Brian Springall

Effects of noise pollution on predator avoidance behavior in Anurans (July 2015 to May 2016)

What is the focus of your research and why is it important?
I am doing research to test the distracted prey hypothesis in frogs. The hypothesis posits that animals exposed to anthropogenic noise (generated by humans) will be distracted by the noise and less likely to notice predators as quickly as they normally would, or at all (noticing through non-auditory means, if the prey animal does not notice the predator due to not being able to hear it over the anthropogenic sounds, that is acoustic masking, which is a different phenomenon). To test this, I am measuring the responses of frogs to the approach of a fake great blue heron head on a stick. The frogs in the experimental group are exposed to a recording of vehicles passing by on a highway, while those in the control group are exposed to ambient noise. Researching this topic is important to understanding a poorly understood aspect of human impact on nature. If noise pollution makes certain animals more susceptible to predation, then that will influence their population sizes near busy roadways. To my knowledge, no one has tested the distracted prey hypothesis in frogs before.
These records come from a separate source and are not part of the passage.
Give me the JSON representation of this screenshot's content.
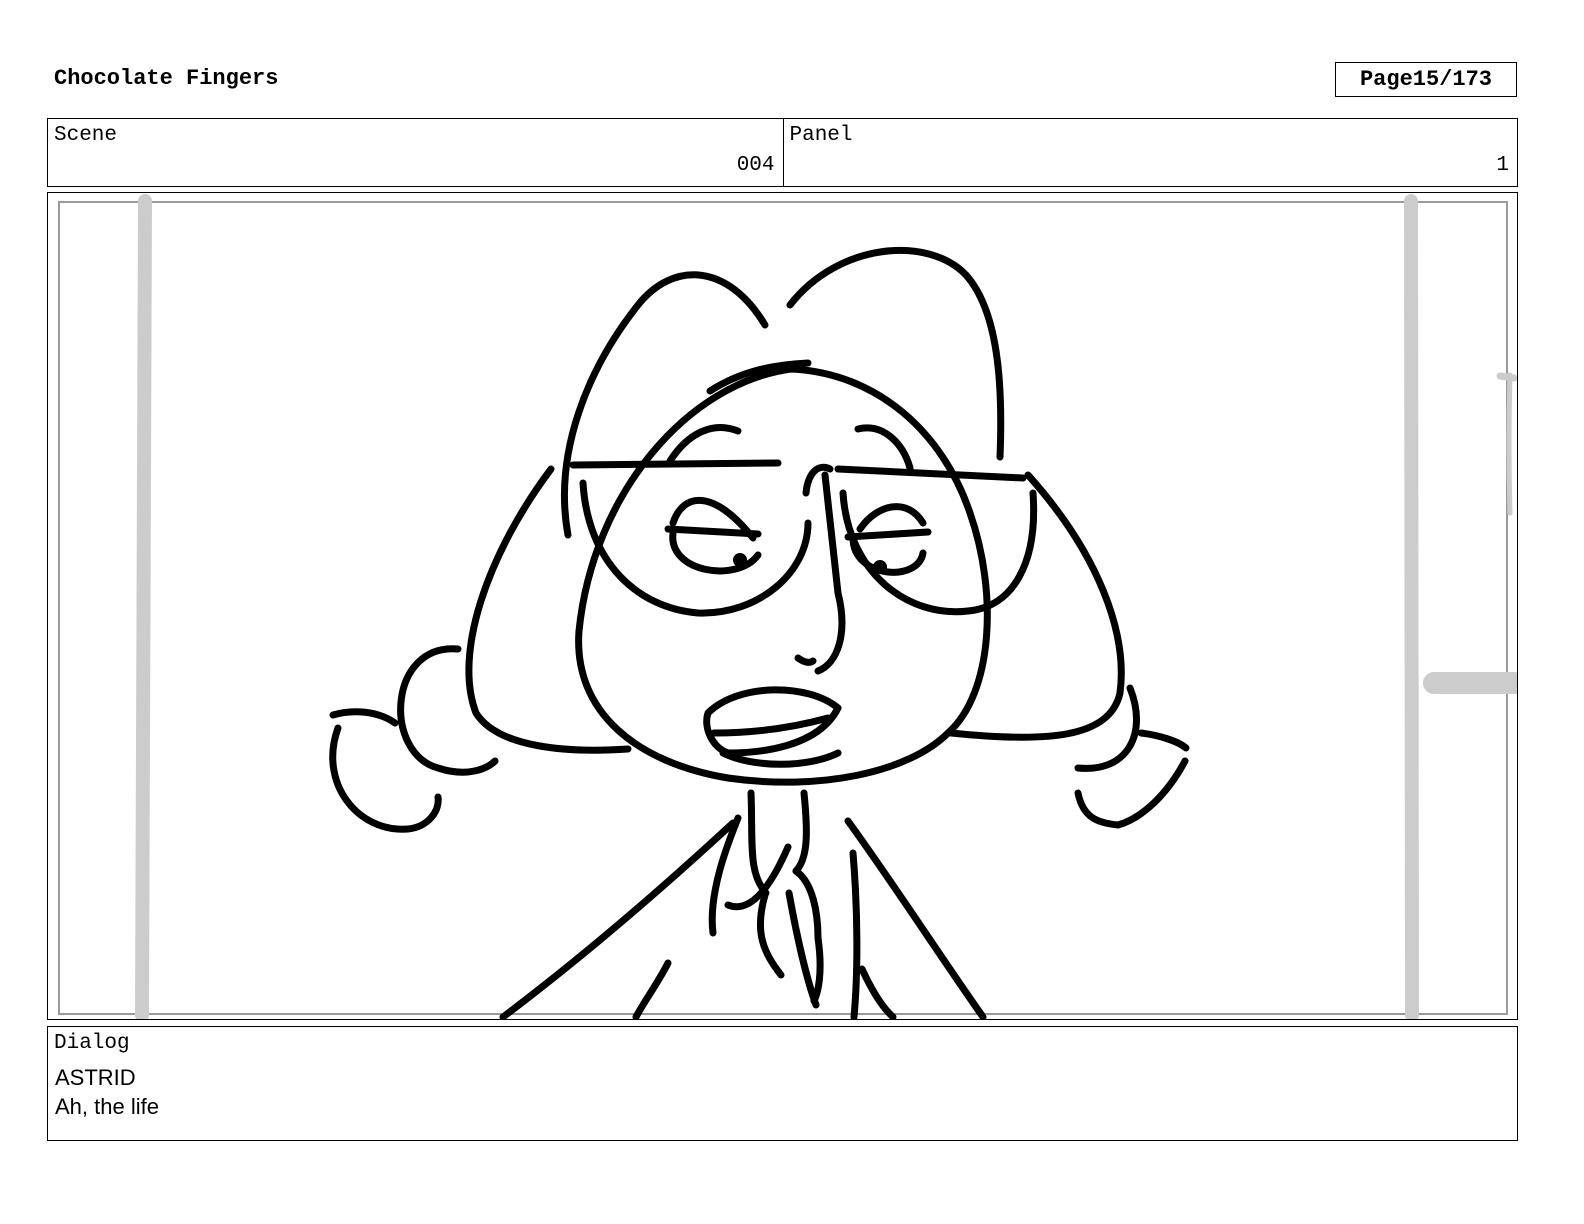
{
  "header": {
    "title": "Chocolate Fingers",
    "page_label": "Page",
    "page_number": "15/173"
  },
  "meta": {
    "scene_label": "Scene",
    "scene_value": "004",
    "panel_label": "Panel",
    "panel_value": "1"
  },
  "dialog": {
    "label": "Dialog",
    "speaker": "ASTRID",
    "line": "Ah, the life"
  }
}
What have you learned about conducting research?
One critical aspect of research that I have learned about while working on this project, which applies to all sciences, and not just zoology, is the process of designing an experiment. While some labs do require experimental design, those are generally quicker projects with guidelines from the teacher on what sort of experiment it should be. For this I have had to work from the beginning of the experimental design process, and research on what methodologies have been used by people who have done similar experiments and what techniques are best suited for the specific question. I have learned that even for something that seems relatively simple, such as my project, it can be a complicated endeavor. My original idea was scattered and the methodology would not have been as suited for replicating how such a scenario would occur in the wild, but with research and the aid of my advisers, I have been able to work out a focused methodology.

Describe a memorable research experience at Rice Creek Field Station.
A memorable research experience that comes to mind is one from when I was helping out with the amphibian disease study. We found this sub-adult salamander that had unfortunately already died (it was the beginning of spring, so it is possible that the cold of winter killed it). We put it in a bag of water to bring it back to campus. After a few minutes we noticed something swimming around in the water that was not there before. A small flatworm had swam out of a wound in the salamander's neck. We cannot really be sure if the flatworm was a parasite that was there when the salamander was alive, or a scavenger that came after it had died.

Where did you grow up and how did you become interested in science?
I grew up in the town of Dix Hills, which is in Suffolk County on Long Island. Even as a child I was always fascinated in animals and sciences, therefore biology in particular. My bookshelf was filled with science books, and most of the time in elementary school, when we would go to the library, while most of my classmates would check out story books, I would get ones on science. Though for much of my childhood, I was not really considering zoology as a career. For about seven years I actually wanted to become a toy company owner and design the toys and games. It was only really in high school, when I started thinking about where I wanted to go to school, and what I wanted to study (and at that point no longer dreamed of going into the toy business), that I decided that I wanted to go into zoology. While I do have other interests, since then, that is the only career path that I really see myself being passionate about pursuing.

What are your plans for the future?
My plans for the future are to become a researcher. I want to do something involving animal ecology and/ or their behavior (hence my frog study). I have not really figured out what taxon I want to focus on, given that so many of them are interesting. After graduating from Oswego I intend on going to a Master's program, and then after that, a Ph.D. program. Admittedly I have yet to decide where I want to go to do so. So for the next several months, I have a lot of work to do on that, in addition to work on this thesis, in addition to the normal school work.

Brian explains his project to children during Exploring Nature.